Resistance measurements were preformed using Sonel Insulation Resistance Meter MZC-304.Example 5 Water Durability Tests (FIG. 11)
A set of six films was cast. A 1:5, 1:7 and 1:10 RES-CBD:CNC films, three films in a 1:7 ratio and with the addition of crosslinkers: BL and nf06 (both are blocked isocyanate). BL refers to BAYHYDUR BL 5335, supplied by Covestro LLC while nf06 refers to Hydrosin NF-06 supplied by Maflon, Italy. Crosslinker ratio were: 1:4 (BL), 1:10 (BL)+heat treatment at 80° C. and 1:40 (nf06). All samples were photographed and submerged in 4 mL DDW for 5 days in order to assert water durability (force to tear) and resistance (degradation while submerged in water). After 5 days in water all samples showed no sign of degradation, keeping completely intact. However, following drying, only two samples stayed intact, ratio of 1:7 and ratio of 1:7 with the addition of crosslinker (1:10 BL+80° C. heat treatment). The 1:7 film became murky, while in the presence of the crosslinker the film remained similar to the origin. This suggests that the films durability in ambient humidity is best when adding cross-linker in the appropriate ratios and suitable conditions.

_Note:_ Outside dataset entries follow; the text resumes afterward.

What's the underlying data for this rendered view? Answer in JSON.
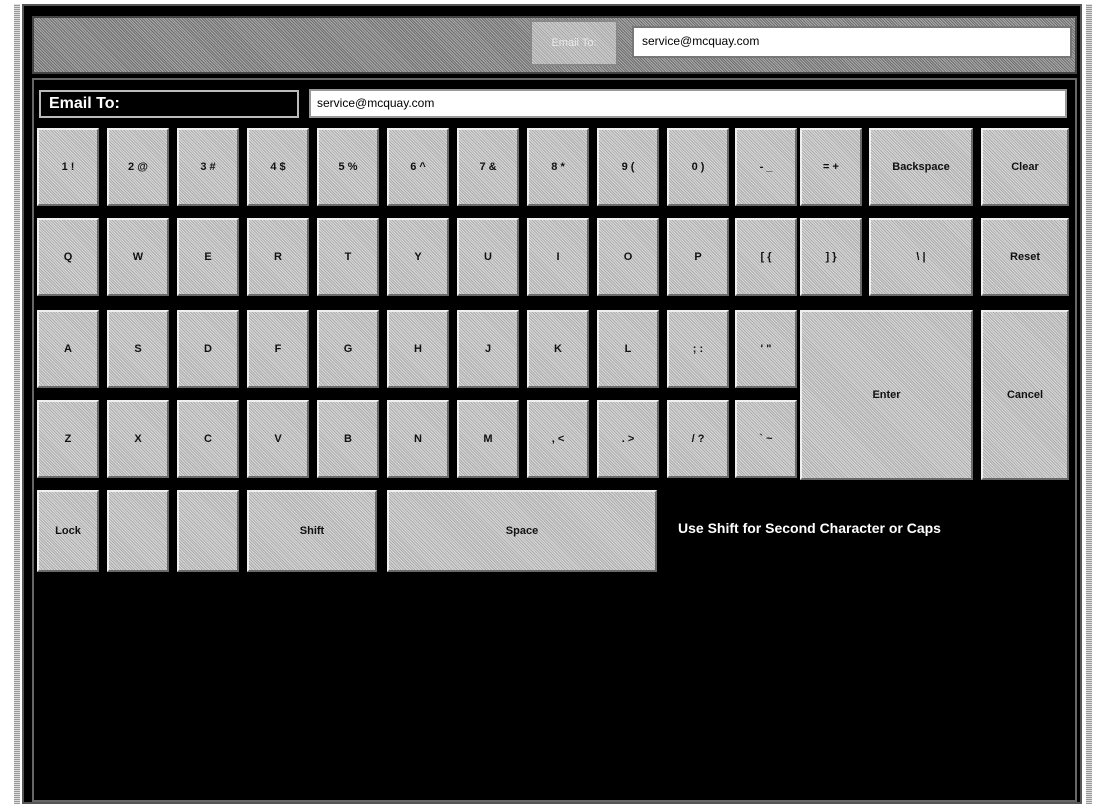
{
  "toolbar": {
    "email_to_button": "Email To:",
    "recipient_value": "service@mcquay.com"
  },
  "form": {
    "email_to_label": "Email To:",
    "email_value": "service@mcquay.com"
  },
  "keyboard": {
    "row1": [
      "1 !",
      "2 @",
      "3 #",
      "4 $",
      "5 %",
      "6 ^",
      "7 &",
      "8 *",
      "9 (",
      "0 )",
      "- _",
      "= +",
      "Backspace",
      "Clear"
    ],
    "row2": [
      "Q",
      "W",
      "E",
      "R",
      "T",
      "Y",
      "U",
      "I",
      "O",
      "P",
      "[ {",
      "] }",
      "\\ |",
      "Reset"
    ],
    "row3": [
      "A",
      "S",
      "D",
      "F",
      "G",
      "H",
      "J",
      "K",
      "L",
      "; :",
      "' \""
    ],
    "row4": [
      "Z",
      "X",
      "C",
      "V",
      "B",
      "N",
      "M",
      ", <",
      ". >",
      "/ ?",
      "` ~"
    ],
    "enter": "Enter",
    "cancel": "Cancel",
    "row5": [
      "Lock",
      "",
      "",
      "Shift",
      "Space"
    ]
  },
  "hint": "Use Shift for Second Character or Caps"
}
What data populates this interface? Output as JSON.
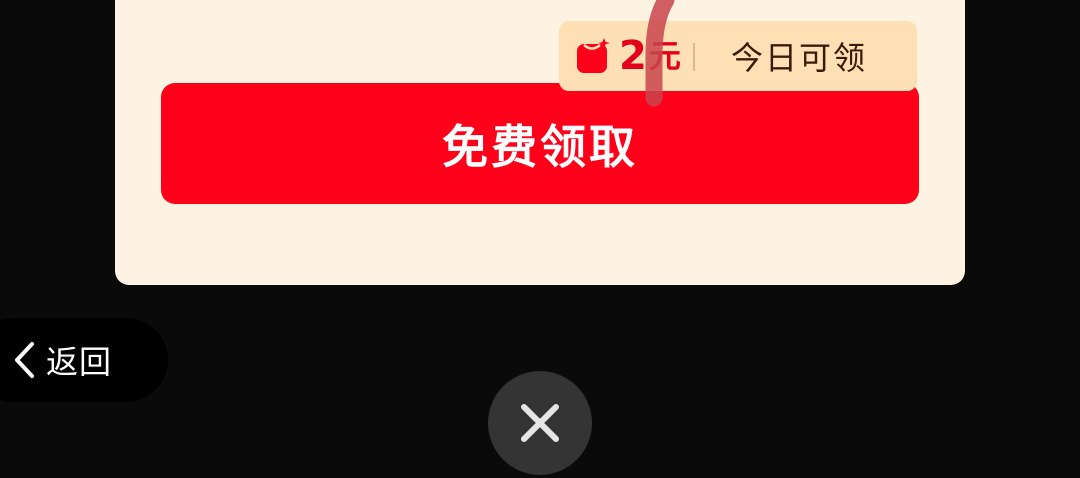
{
  "popup": {
    "claim_button_label": "免费领取",
    "reward_tag": {
      "amount": "2",
      "unit": "元",
      "label": "今日可领",
      "icon": "red-pouch-icon"
    }
  },
  "nav": {
    "back_label": "返回",
    "back_icon": "chevron-left-icon",
    "close_icon": "close-icon"
  },
  "colors": {
    "background": "#0a0a0a",
    "card": "#fef2e2",
    "primary_red": "#fe0019",
    "tag_background": "#fee0b4",
    "amount_red": "#e4001a",
    "close_circle": "#343434"
  }
}
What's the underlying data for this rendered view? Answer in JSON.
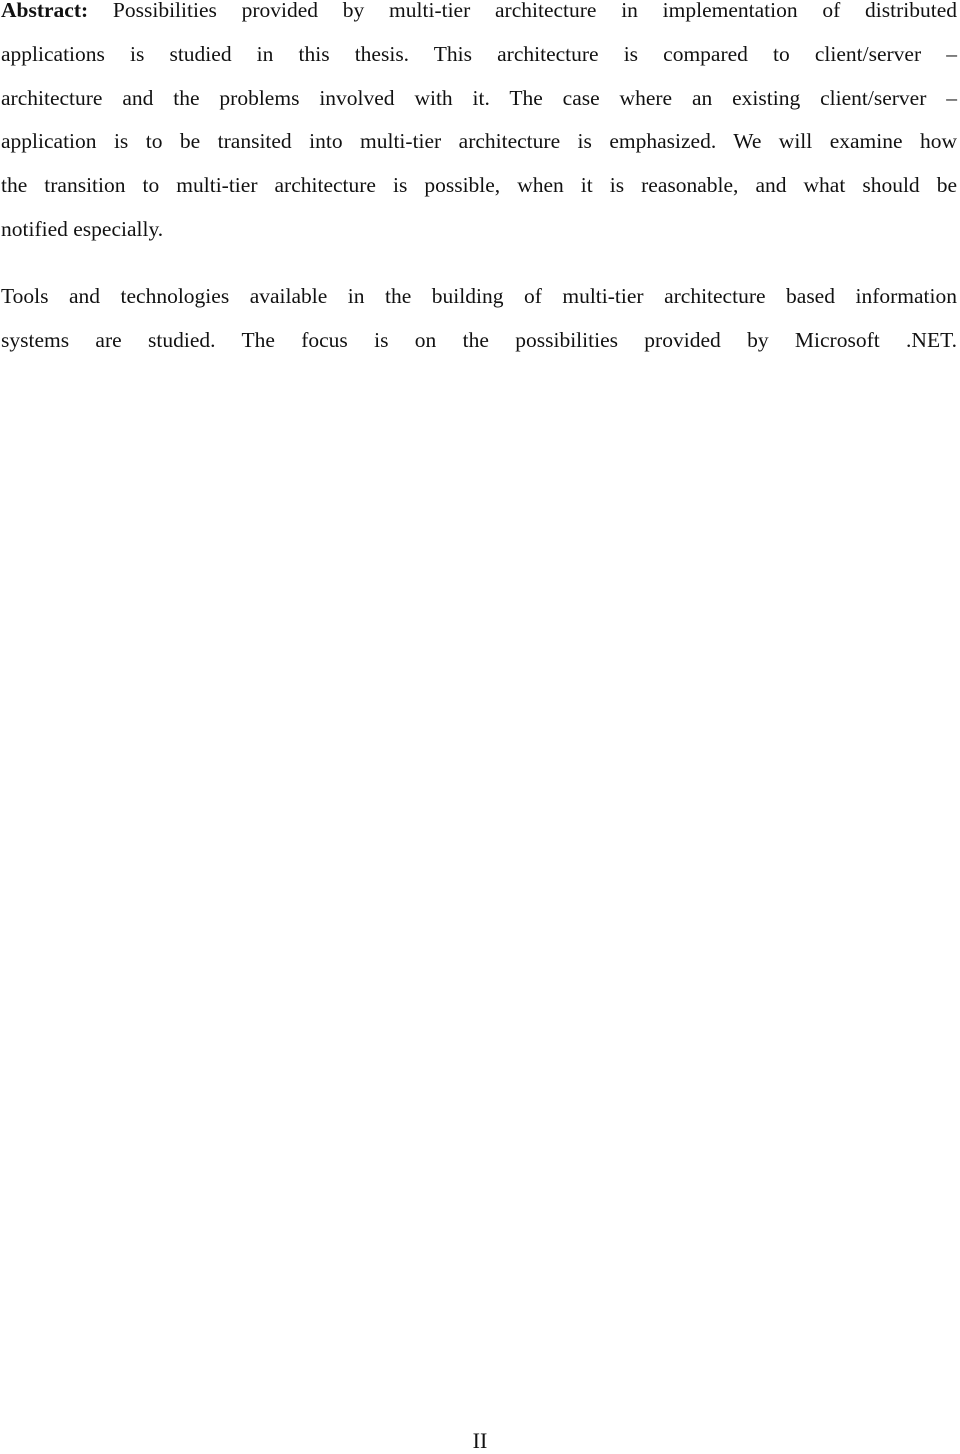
{
  "document": {
    "abstract": {
      "label": "Abstract:",
      "lines": [
        " Possibilities provided by multi-tier architecture in implementation of distributed",
        "applications is studied in this thesis. This architecture is compared to client/server –",
        "architecture and the problems involved with it. The case where an existing client/server –",
        "application is to be transited into multi-tier architecture is emphasized. We will examine how",
        "the transition to multi-tier architecture is possible, when it is reasonable, and what should be",
        "notified especially."
      ]
    },
    "tools_paragraph": {
      "lines": [
        "Tools and technologies available in the building of multi-tier architecture based information",
        "systems are studied. The focus is on the possibilities provided by Microsoft .NET."
      ]
    },
    "page_number": "II"
  }
}
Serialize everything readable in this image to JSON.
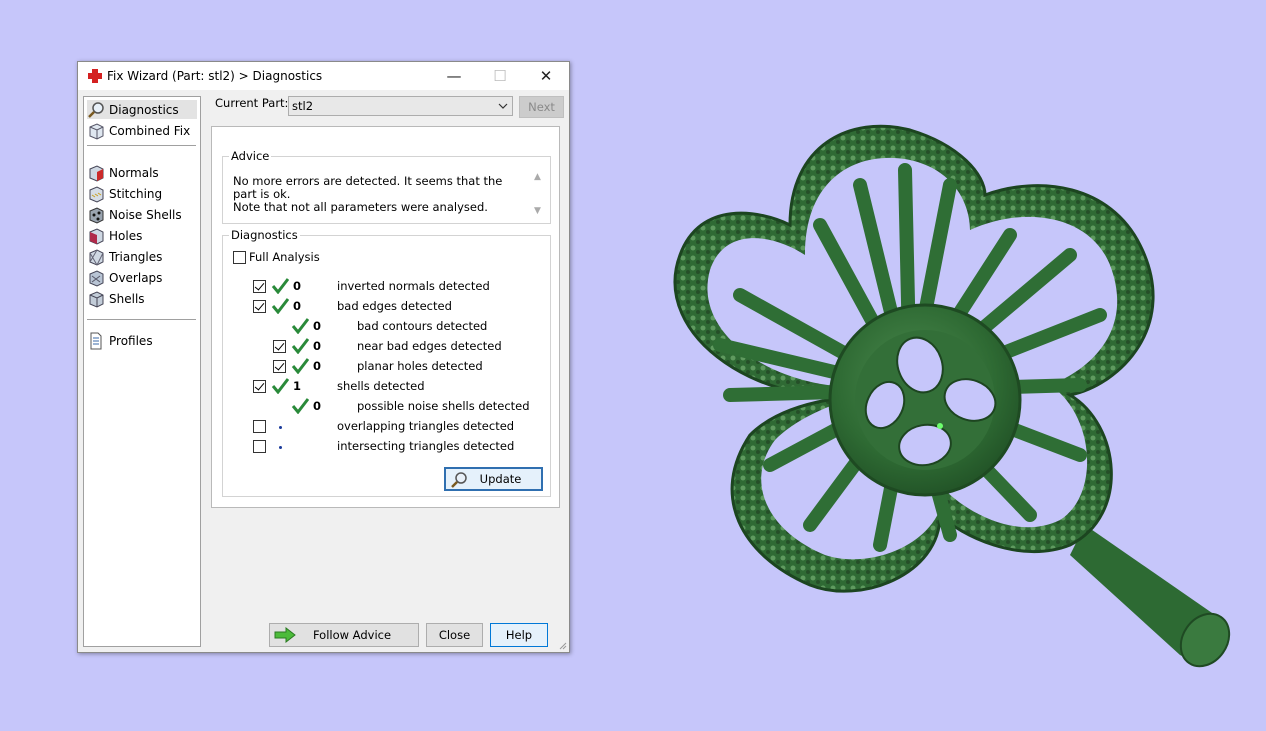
{
  "window": {
    "title": "Fix Wizard (Part: stl2) > Diagnostics",
    "controls": {
      "minimize": "—",
      "maximize": "☐",
      "close": "✕"
    }
  },
  "nav": {
    "items": [
      {
        "label": "Diagnostics",
        "icon": "magnifier-icon",
        "selected": true
      },
      {
        "label": "Combined Fix",
        "icon": "cube-icon"
      },
      {
        "label": "Normals",
        "icon": "normals-cube-icon"
      },
      {
        "label": "Stitching",
        "icon": "stitching-cube-icon"
      },
      {
        "label": "Noise Shells",
        "icon": "noise-shells-icon"
      },
      {
        "label": "Holes",
        "icon": "holes-cube-icon"
      },
      {
        "label": "Triangles",
        "icon": "triangles-cube-icon"
      },
      {
        "label": "Overlaps",
        "icon": "overlaps-cube-icon"
      },
      {
        "label": "Shells",
        "icon": "shells-cube-icon"
      },
      {
        "label": "Profiles",
        "icon": "document-icon"
      }
    ]
  },
  "current_part": {
    "label": "Current Part:",
    "value": "stl2"
  },
  "next_label": "Next",
  "advice": {
    "title": "Advice",
    "text_line1": "No more errors are detected. It seems that the part is ok.",
    "text_line2": "Note that not all parameters were analysed."
  },
  "diagnostics": {
    "title": "Diagnostics",
    "full_analysis": {
      "label": "Full Analysis",
      "checked": false
    },
    "rows": [
      {
        "checkbox": "checked",
        "status": "ok",
        "count": "0",
        "label": "inverted normals detected"
      },
      {
        "checkbox": "checked",
        "status": "ok",
        "count": "0",
        "label": "bad edges detected"
      },
      {
        "checkbox": "none",
        "status": "ok",
        "count": "0",
        "label": "bad contours detected"
      },
      {
        "checkbox": "checked",
        "status": "ok",
        "count": "0",
        "label": "near bad edges detected"
      },
      {
        "checkbox": "checked",
        "status": "ok",
        "count": "0",
        "label": "planar holes detected"
      },
      {
        "checkbox": "checked",
        "status": "ok",
        "count": "1",
        "label": "shells detected"
      },
      {
        "checkbox": "none",
        "status": "ok",
        "count": "0",
        "label": "possible noise shells detected"
      },
      {
        "checkbox": "unchecked",
        "status": "not-analysed",
        "count": "",
        "label": "overlapping triangles detected"
      },
      {
        "checkbox": "unchecked",
        "status": "not-analysed",
        "count": "",
        "label": "intersecting triangles detected"
      }
    ],
    "update_label": "Update"
  },
  "footer": {
    "follow_advice_label": "Follow Advice",
    "close_label": "Close",
    "help_label": "Help"
  },
  "colors": {
    "background": "#c6c6fa",
    "model_green": "#2f6b34",
    "tick_green": "#2a8a3a",
    "app_icon_red": "#d42020"
  },
  "model": {
    "type": "clover-shaped 3D part render",
    "icon": "shamrock-model"
  }
}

1. An article comprising:
- an electronic device element which is flexible, bendable or twistable without substantial degradation in optical or electrical properties, said element comprising an optically transparent film constructed of a recombinant resilin-CBD protein bound to cellulose nanocrystals (CNC), said recombinant resilin-CBD protein comprising a Clostridium-derived cellulose-binding domain fused to resilin.
2. The article according to claim 1, wherein said electronic device element comprises a display.
3. The article according to claim 1, wherein said electronic device element is part of a foldable phone.
4. The article according to claim 1, wherein said electronic device element comprises a roll-up display screen.
5. The article according to claim 1, wherein said electronic device element is part of a wearable device.
6. The article according to claim 1, wherein said film comprises electronic components mounted thereon.
7. The article according to claim 1, wherein said film comprises electronic components printed thereon.
8. The article according to claim 1, wherein said film further comprises a carbohydrate.
Filed: May 19, 2021
Publication Date: Jun 29, 2023
Applicants: Smart Resilin Ltd. (Karmey Yosef), YISSUM RESEARCH DEVELOPMENT COMPANY OF THE HEBREW UNIVERSITY OF JERUSALEM LT (Jerusalem)
Inventors: Oded Shoseyov (S, AZ), Liron Nesiel (Rehovot), Amir Rudich (Rehovot), Daniel Voignac (Tel Aviv)
Application Number: 17/999,398